There are also the salt marshes, called "mashes" by the haymen and baymen, extending for many miles along the coast and bays, the rich black soil of which may some day be drained and tilled. It freshens when banked and sluiced. These marshes, endless to the eye, are intersected by many bays, salt-ponds, thoroughfares, and winding creeks, bordered with rustling reeds, resounding with the twitterings of many meadow-wrens, the cacklings of mud-hens, and cries of many birds of the snipe order. They are aglow in season with pink, white, and yellow flowers, and flecked at times with the sails of boats moving in the creeks and bays. These meadows yield thousands of tons of salt and black grass, which is still in many places cut with the scythe and carried by two men with "hand poles" to the square, clumsy scows which are partly rowed and partly drifted to the landings.

Many miles of salt meadow separate the mainland from the narrow strips of sand beach bordering the sea, the white glimmering sands of which, covered in places with large hollies and red cedars, are washed hither and thither by the waves and piled by the winds in dunes. These beaches, on which are located the famous seashore resorts to which thousands flock for recreation, are separated by many inlets, through which the tides sweep swiftly.

Here and there are the gray, unsightly boles of trees which have been killed, and whole strips of woods blasted and blackened by fires which rage at times in these regions.

Few spots are favored with more rivers and streams along which the scenery is wilder. Their waters are yellowish-red in color at first, but become black later, owing to changes in the peaty matter which they contain.

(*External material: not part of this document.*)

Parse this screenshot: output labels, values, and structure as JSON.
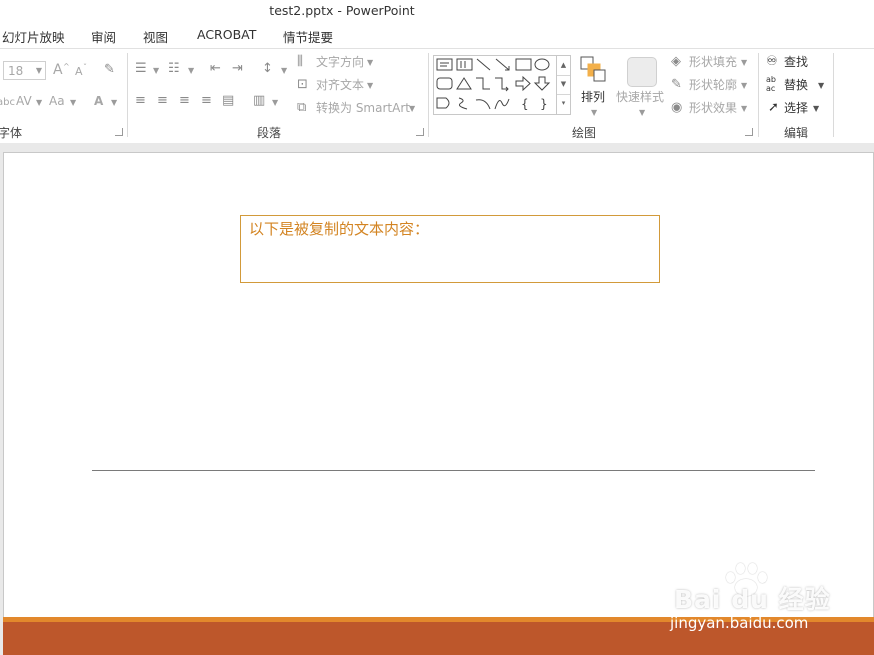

Years ago these streams were dammed, to supply the power with which to move the clumsy, old-fashioned bellows to pump air into the furnaces in the manufacture of iron from "bog ore."

The sand of the hills of South Jersey is yellowish in color, because of the iron which it contains. When firmly cemented together by large quantities of iron compounds, a durable ferrugi-